If you do apply for a 457 visa whilst on a tourist visa, the bridging visa associated with your application will have a no work condition attached to it, and you won’t be able to work until your 457 visa is granted – unless you apply for a specific bridging visa with no restrictive conditions – citing your compelling need to work or by citing financial difficulties, which once granted will mean you can work.
All occupations on the CSOL are potentially available to SC457 visa applicants.
Many Registered Training Organisations RTO’s) in Australia offer Australian qualifications via recognition of prior learning. These qualifications provide visa applicants with a fantastic opportunity to meet the “skilled level” required for a 457 visa, which is a temporary sponsored work Australian Visa.
Yes you can, although there a number of conditions to that which you will need to make sure of prior to travelling – if you need assistance please call us?
Every 457 visa has a primary applicant, in this instance – you, and where the primary applicant’s partner makes a joint application for a 457 visa or makes a subsequent application to be joined to the primary applicant’s 457 visa, that secondary applicant will be granted a 457 visa with no work restrictions.
If you leave your current employment, you have 90 days to find a new sponsor.

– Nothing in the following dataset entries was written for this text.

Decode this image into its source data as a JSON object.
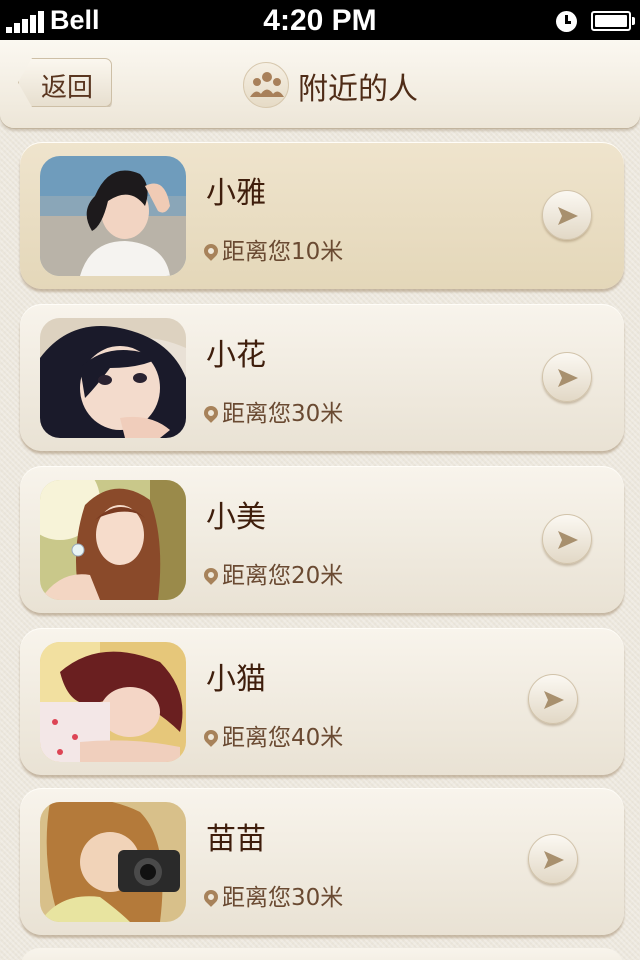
{
  "status_bar": {
    "carrier": "Bell",
    "time": "4:20 PM",
    "battery_level": 1.0
  },
  "nav": {
    "back_label": "返回",
    "title": "附近的人",
    "title_icon": "people-icon"
  },
  "people": [
    {
      "name": "小雅",
      "distance": "距离您10米",
      "highlighted": true
    },
    {
      "name": "小花",
      "distance": "距离您30米",
      "highlighted": false
    },
    {
      "name": "小美",
      "distance": "距离您20米",
      "highlighted": false
    },
    {
      "name": "小猫",
      "distance": "距离您40米",
      "highlighted": false
    },
    {
      "name": "苗苗",
      "distance": "距离您30米",
      "highlighted": false
    }
  ],
  "colors": {
    "background": "#ece7dc",
    "title_text": "#4f2c17",
    "accent_brown": "#a7825a",
    "highlight_card": "#e8dcc0"
  }
}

Unfortunately though, taking part in a remunerated trial period of employment will result in a breach of the conditions on your current visa – which are that you must only work for the current sponsor.

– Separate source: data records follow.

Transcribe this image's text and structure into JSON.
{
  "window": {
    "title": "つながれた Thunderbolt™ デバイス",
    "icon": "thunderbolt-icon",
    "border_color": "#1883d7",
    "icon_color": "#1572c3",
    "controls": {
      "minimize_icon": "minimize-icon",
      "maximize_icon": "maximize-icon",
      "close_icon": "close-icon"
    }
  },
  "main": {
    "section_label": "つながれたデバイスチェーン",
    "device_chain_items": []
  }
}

Worst case, is that If you do take part in a “trial” period of remunerated employment, your current visa may be cancelled. It’s a difficult problem for employment seekers on 457 visas once they have left their sponsored employment to work out how to demonstrate their skills to a potential new employer. A possible solution to this issue may be to enter into a written agreement with a potential employer that spells out that you are not employed, are not being remunerated and are simply present on the employer’s premises to demonstrate your skills and undergo an interview.
If that new employer then offers you a position, ensure that the employer becomes an approved sponsor (if not one already) and nominates you immediately for the position so that you can move into paid employment again as soon as possible. Remember that you cannot work for the new employer until the Department approves the new nomination.
The following visas provide the most common pathway for 457 visa holders (DIBP figures) to reach PR:
- SC 186 – Employer Nominated Scheme
- SC 187 – Regional Sponsored Migration Scheme
- SC189 – Skilled Independent
- SC 190 – Skilled Nominated
SC186 and SC187 visas can be accessed via Direct Entry or via a Temporary Residence Transition stream (TRT) where the SC457-visa holder has been on the SC457 visa and has worked for the same employer for at least two years.
A Direct Entry application may be lodged anytime before your two years is up but you will require a skills assessment for the SC186 option and may require one for the SC187 option depending on your occupation and qualifications.
There is no skills assessment requirement for the TRT.
SC189 and SC190 visas require skills assessments, EOI’s and an invitation to apply. The advantages of these visas though is that no evidence of licensing is required if you work in a licensed trade such as Carpenter, RACE engineer, fitter, plumber etc, and you’re also not reliant on an employer nomination as you are with the SC186 and SC187 options.